- Action item -
All lines below containing the string "Windows" are to be copied.

- Stored data -

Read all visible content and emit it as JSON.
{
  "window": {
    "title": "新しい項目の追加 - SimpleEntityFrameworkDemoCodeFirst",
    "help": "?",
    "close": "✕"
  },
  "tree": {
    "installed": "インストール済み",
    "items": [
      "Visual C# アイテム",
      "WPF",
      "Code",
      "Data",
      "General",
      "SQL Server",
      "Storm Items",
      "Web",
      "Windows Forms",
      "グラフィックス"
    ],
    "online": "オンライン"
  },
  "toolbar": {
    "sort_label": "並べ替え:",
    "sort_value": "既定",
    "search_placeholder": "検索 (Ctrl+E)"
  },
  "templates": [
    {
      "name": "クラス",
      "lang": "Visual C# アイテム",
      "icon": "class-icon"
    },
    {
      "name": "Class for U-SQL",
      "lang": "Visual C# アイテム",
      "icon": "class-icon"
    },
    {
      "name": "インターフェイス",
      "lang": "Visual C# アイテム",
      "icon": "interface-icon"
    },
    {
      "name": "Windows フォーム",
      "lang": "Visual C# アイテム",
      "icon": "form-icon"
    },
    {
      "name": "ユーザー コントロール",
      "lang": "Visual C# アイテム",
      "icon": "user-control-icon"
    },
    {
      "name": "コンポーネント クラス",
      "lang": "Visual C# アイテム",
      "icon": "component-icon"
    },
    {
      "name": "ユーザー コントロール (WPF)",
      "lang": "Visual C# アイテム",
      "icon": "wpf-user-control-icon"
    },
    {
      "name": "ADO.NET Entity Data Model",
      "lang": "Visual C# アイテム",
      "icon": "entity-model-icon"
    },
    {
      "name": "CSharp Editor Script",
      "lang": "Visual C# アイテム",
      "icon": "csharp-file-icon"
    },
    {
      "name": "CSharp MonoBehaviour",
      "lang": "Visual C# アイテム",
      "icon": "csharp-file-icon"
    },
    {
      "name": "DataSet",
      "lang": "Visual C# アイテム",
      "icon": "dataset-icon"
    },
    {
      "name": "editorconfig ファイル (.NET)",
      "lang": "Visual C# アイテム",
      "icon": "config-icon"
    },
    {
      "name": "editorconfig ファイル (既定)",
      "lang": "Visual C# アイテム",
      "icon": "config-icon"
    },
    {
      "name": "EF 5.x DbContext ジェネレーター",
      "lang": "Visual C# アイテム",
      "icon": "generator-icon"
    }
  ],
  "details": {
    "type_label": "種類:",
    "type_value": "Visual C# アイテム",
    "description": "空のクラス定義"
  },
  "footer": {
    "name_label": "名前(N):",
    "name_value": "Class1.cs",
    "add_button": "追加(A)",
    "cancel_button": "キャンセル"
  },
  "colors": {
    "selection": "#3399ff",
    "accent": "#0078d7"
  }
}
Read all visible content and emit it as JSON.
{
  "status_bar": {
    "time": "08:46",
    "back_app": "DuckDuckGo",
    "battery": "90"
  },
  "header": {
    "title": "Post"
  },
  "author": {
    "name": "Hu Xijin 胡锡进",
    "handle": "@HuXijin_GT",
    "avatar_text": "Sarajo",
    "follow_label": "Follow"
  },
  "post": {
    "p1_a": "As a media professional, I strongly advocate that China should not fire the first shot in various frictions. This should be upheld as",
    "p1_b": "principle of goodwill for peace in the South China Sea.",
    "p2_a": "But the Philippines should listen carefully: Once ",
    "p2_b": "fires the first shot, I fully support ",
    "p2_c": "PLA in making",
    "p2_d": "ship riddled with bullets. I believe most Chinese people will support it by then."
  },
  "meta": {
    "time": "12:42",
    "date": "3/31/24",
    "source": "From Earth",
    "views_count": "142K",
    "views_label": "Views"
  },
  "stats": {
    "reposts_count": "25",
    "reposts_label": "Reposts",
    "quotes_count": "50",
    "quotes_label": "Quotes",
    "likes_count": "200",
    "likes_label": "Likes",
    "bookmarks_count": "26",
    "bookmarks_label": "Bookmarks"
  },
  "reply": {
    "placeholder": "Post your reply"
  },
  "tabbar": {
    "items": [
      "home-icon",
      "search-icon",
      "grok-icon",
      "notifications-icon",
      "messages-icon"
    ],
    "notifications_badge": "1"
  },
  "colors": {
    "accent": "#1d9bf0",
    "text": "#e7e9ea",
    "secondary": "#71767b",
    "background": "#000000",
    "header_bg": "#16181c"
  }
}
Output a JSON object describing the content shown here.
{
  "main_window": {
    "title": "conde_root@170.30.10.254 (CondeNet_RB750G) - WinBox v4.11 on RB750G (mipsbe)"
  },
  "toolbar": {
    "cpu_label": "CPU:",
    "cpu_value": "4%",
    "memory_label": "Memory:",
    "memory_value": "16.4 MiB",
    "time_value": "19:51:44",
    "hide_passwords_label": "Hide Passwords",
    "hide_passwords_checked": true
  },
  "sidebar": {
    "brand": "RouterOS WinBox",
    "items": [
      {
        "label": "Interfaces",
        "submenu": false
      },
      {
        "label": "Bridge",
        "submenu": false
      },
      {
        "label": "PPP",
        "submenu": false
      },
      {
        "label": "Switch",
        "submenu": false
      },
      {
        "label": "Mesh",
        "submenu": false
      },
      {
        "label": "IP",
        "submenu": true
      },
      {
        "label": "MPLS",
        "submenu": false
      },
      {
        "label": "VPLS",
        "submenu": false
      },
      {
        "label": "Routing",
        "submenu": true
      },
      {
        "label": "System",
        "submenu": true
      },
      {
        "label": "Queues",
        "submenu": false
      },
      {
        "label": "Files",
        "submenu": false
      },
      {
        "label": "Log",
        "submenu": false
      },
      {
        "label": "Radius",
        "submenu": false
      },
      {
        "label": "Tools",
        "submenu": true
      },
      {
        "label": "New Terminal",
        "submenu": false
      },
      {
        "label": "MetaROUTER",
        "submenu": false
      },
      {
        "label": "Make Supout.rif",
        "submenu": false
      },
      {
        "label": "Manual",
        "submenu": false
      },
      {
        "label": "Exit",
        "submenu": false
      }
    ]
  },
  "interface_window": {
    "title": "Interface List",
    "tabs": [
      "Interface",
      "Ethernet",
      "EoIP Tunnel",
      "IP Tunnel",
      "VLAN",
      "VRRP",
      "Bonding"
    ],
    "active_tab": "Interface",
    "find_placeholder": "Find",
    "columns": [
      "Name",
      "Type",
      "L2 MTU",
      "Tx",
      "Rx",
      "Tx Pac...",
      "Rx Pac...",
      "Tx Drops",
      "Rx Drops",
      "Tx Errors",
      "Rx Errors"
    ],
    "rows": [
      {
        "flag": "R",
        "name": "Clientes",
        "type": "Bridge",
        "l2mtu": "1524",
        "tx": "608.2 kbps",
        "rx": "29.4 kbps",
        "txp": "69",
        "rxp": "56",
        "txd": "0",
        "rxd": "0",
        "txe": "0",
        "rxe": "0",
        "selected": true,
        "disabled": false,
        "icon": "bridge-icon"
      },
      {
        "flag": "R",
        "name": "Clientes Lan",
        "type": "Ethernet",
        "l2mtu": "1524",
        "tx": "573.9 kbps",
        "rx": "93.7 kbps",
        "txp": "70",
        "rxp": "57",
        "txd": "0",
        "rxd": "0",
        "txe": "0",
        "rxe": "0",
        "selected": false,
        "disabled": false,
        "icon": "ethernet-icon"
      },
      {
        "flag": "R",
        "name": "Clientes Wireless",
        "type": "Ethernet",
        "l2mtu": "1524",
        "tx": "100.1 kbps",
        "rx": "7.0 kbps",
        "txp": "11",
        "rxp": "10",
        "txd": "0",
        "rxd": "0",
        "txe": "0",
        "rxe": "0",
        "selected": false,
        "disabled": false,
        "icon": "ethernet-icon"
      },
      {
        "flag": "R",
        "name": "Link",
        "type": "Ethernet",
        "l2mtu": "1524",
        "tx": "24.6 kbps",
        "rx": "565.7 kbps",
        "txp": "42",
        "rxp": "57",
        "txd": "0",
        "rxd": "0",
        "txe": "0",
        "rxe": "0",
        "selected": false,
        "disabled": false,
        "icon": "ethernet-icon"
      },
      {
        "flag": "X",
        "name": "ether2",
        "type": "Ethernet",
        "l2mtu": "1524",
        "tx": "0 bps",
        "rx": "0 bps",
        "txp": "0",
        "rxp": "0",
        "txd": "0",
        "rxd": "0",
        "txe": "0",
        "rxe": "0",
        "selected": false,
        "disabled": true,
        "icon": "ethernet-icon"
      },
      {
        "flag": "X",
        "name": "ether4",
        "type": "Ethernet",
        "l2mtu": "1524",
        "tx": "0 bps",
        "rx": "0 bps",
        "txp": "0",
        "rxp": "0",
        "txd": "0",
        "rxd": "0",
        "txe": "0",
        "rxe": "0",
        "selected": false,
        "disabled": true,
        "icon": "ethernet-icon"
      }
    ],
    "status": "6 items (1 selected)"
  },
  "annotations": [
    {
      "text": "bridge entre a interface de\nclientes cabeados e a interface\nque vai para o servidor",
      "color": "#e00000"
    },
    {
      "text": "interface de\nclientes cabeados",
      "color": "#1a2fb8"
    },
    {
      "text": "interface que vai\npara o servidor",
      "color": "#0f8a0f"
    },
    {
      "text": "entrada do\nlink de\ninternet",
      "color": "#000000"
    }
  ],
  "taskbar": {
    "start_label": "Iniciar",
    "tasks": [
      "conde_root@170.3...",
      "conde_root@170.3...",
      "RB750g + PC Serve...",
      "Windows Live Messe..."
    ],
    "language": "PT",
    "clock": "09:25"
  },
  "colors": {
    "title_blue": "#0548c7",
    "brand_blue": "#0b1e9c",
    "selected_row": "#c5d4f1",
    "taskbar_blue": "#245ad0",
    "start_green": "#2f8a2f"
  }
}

- The completed task -
      "Windows Forms",
      "name": "Windows フォーム",
      "Windows Live Messe..."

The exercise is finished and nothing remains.